Banana Cake

  • Author: Funky Asian Kitchen
  • Prep Time: 10 minutes
  • Cook Time: 35 minutes
  • Total Time: 45 minutes
  • Yield: serves 6-8 1x
  • Category: sweets


  • 45 large over ripe bananas (18 ounces peeled)
  • 3 eggs
  • 1 cup packed light brown sugar (7 ounces)
  • ½ cup neutral oil
  • 2 Tablespoons Mayonnaise (you can also use sour cream)
  • 1 Tablespoon vanilla extract
  • 9 ounces all purpose flour
  • 1 teaspoon baking soda
  • 1 teaspoon baking powder
  • 1 teaspoon ground cinnamon
  • ½ teaspoon sea salt
  • 1 cup chocolate chips
  • Baking pan spray


  1. Preheat the oven to 350.
  2. Peel and mash the bananas well in a large mixing bowl. Add the eggs, light brown sugar, neutral oil, mayonnaise, and vanilla. Set aside.
  3. In another medium bowl, add the flour, baking soda, baking powder, cinnamon, and salt. Use a fork and whisk well.
  4. Use the same fork for the other bowl and then mix the wet ingredients well.
  5. Add the flour mixture into the wet ingredients and mix well. 
  6. Spray a 10 cup bundt pan well with the pan spray. 
  7. Pour half the mixture into the bundt pan. Sprinkle half of the chocolate chips over the batter. Pour the rest of the batter over the chocolate chips. Then sprinkle the remaining chips over the top.
  8. Bake the bread for 30-35 minutes until a toothpick test comes out with some wet crumbs. The cake will continue to cook as it sits in the pan so you do not want to bake it until the toothpick comes out clean-it will not be as moist.
  9. Cool the bread in the pan completely and then turn the bread out. Slice and serve. 


* This bread can sit out for 2 days at room temperature.
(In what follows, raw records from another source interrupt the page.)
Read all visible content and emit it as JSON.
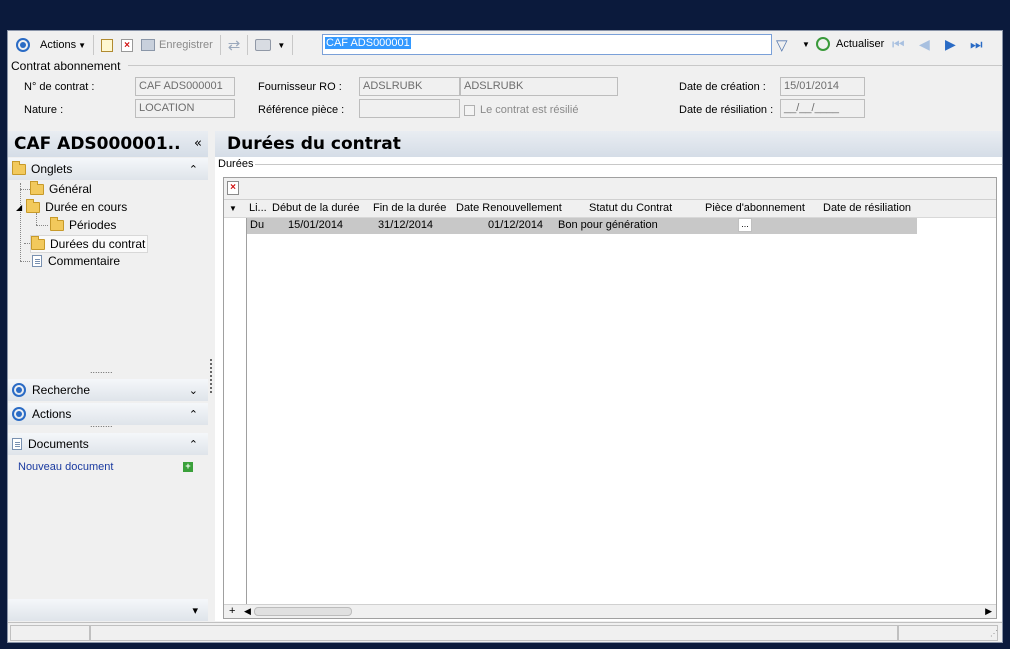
{
  "toolbar": {
    "actions_label": "Actions",
    "save_label": "Enregistrer",
    "search_value": "CAF ADS000001",
    "refresh_label": "Actualiser"
  },
  "form": {
    "group_label": "Contrat abonnement",
    "contract_no_label": "N° de contrat :",
    "contract_no_value": "CAF ADS000001",
    "nature_label": "Nature :",
    "nature_value": "LOCATION",
    "supplier_label": "Fournisseur RO :",
    "supplier_code": "ADSLRUBK",
    "supplier_name": "ADSLRUBK",
    "ref_label": "Référence pièce :",
    "ref_value": "",
    "terminated_label": "Le contrat  est résilié",
    "created_label": "Date de création :",
    "created_value": "15/01/2014",
    "terminated_date_label": "Date de résiliation :",
    "terminated_date_value": "__/__/____"
  },
  "left": {
    "title": "CAF ADS000001..",
    "collapse_glyph": "«",
    "onglets_label": "Onglets",
    "tree": [
      {
        "label": "Général"
      },
      {
        "label": "Durée en cours"
      },
      {
        "label": "Périodes"
      },
      {
        "label": "Durées du contrat"
      },
      {
        "label": "Commentaire"
      }
    ],
    "recherche_label": "Recherche",
    "actions_label": "Actions",
    "documents_label": "Documents",
    "new_doc_label": "Nouveau document"
  },
  "right": {
    "title": "Durées du contrat",
    "group_label": "Durées",
    "columns": [
      "Li...",
      "Début de la durée",
      "Fin de la durée",
      "Date Renouvellement",
      "Statut du Contrat",
      "Pièce d'abonnement",
      "Date de résiliation"
    ],
    "rows": [
      {
        "li": "Du",
        "start": "15/01/2014",
        "end": "31/12/2014",
        "renewal": "01/12/2014",
        "status": "Bon pour génération",
        "piece": "...",
        "termination": ""
      }
    ]
  }
}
Put it in the fridge or freeze slices if you cannot finish it within a couple days.

Keywords: sweets, banana, snacks, dessert, breakfast